**Task goal**
Set down the records again, keeping each line exactly as it is.
───── Record set
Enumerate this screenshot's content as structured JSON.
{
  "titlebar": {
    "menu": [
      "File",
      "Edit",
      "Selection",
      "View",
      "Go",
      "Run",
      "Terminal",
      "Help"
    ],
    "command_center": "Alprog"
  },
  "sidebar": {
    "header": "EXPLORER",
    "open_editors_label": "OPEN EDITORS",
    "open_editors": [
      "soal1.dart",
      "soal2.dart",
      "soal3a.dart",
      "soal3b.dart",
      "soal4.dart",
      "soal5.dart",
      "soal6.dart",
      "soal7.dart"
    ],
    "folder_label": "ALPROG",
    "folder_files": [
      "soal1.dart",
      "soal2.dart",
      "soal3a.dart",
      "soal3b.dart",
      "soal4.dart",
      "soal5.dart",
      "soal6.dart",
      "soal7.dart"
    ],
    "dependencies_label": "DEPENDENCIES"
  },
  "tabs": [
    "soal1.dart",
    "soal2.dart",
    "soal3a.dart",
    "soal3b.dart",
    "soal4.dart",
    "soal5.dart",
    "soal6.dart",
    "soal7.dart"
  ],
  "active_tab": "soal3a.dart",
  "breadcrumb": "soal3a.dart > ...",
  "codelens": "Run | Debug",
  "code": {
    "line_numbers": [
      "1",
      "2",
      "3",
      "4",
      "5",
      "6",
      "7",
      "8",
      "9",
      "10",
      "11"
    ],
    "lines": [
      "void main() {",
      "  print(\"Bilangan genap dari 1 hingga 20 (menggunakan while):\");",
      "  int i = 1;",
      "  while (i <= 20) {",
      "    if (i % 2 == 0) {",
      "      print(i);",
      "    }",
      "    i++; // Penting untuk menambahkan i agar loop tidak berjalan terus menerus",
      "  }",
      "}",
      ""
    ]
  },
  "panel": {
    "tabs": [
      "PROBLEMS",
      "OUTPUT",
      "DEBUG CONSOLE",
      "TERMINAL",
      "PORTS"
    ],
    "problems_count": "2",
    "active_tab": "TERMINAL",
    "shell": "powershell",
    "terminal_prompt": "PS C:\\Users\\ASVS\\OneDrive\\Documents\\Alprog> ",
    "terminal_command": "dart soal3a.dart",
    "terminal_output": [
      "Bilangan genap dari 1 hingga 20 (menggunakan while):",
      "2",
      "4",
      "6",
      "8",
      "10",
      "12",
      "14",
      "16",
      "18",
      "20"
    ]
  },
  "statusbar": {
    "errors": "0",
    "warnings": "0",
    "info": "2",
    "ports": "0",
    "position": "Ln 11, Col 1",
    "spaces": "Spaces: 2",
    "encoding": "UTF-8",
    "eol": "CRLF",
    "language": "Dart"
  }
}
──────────
**Answer space**
Enumerate this screenshot's content as structured JSON.
{
  "titlebar": {
    "menu": [
      "File",
      "Edit",
      "Selection",
      "View",
      "Go",
      "Run",
      "Terminal",
      "Help"
    ],
    "command_center": "Alprog"
  },
  "sidebar": {
    "header": "EXPLORER",
    "open_editors_label": "OPEN EDITORS",
    "open_editors": [
      "soal1.dart",
      "soal2.dart",
      "soal3a.dart",
      "soal3b.dart",
      "soal4.dart",
      "soal5.dart",
      "soal6.dart",
      "soal7.dart"
    ],
    "folder_label": "ALPROG",
    "folder_files": [
      "soal1.dart",
      "soal2.dart",
      "soal3a.dart",
      "soal3b.dart",
      "soal4.dart",
      "soal5.dart",
      "soal6.dart",
      "soal7.dart"
    ],
    "dependencies_label": "DEPENDENCIES"
  },
  "tabs": [
    "soal1.dart",
    "soal2.dart",
    "soal3a.dart",
    "soal3b.dart",
    "soal4.dart",
    "soal5.dart",
    "soal6.dart",
    "soal7.dart"
  ],
  "active_tab": "soal3a.dart",
  "breadcrumb": "soal3a.dart > ...",
  "codelens": "Run | Debug",
  "code": {
    "line_numbers": [
      "1",
      "2",
      "3",
      "4",
      "5",
      "6",
      "7",
      "8",
      "9",
      "10",
      "11"
    ],
    "lines": [
      "void main() {",
      "  print(\"Bilangan genap dari 1 hingga 20 (menggunakan while):\");",
      "  int i = 1;",
      "  while (i <= 20) {",
      "    if (i % 2 == 0) {",
      "      print(i);",
      "    }",
      "    i++; // Penting untuk menambahkan i agar loop tidak berjalan terus menerus",
      "  }",
      "}",
      ""
    ]
  },
  "panel": {
    "tabs": [
      "PROBLEMS",
      "OUTPUT",
      "DEBUG CONSOLE",
      "TERMINAL",
      "PORTS"
    ],
    "problems_count": "2",
    "active_tab": "TERMINAL",
    "shell": "powershell",
    "terminal_prompt": "PS C:\\Users\\ASVS\\OneDrive\\Documents\\Alprog> ",
    "terminal_command": "dart soal3a.dart",
    "terminal_output": [
      "Bilangan genap dari 1 hingga 20 (menggunakan while):",
      "2",
      "4",
      "6",
      "8",
      "10",
      "12",
      "14",
      "16",
      "18",
      "20"
    ]
  },
  "statusbar": {
    "errors": "0",
    "warnings": "0",
    "info": "2",
    "ports": "0",
    "position": "Ln 11, Col 1",
    "spaces": "Spaces: 2",
    "encoding": "UTF-8",
    "eol": "CRLF",
    "language": "Dart"
  }
}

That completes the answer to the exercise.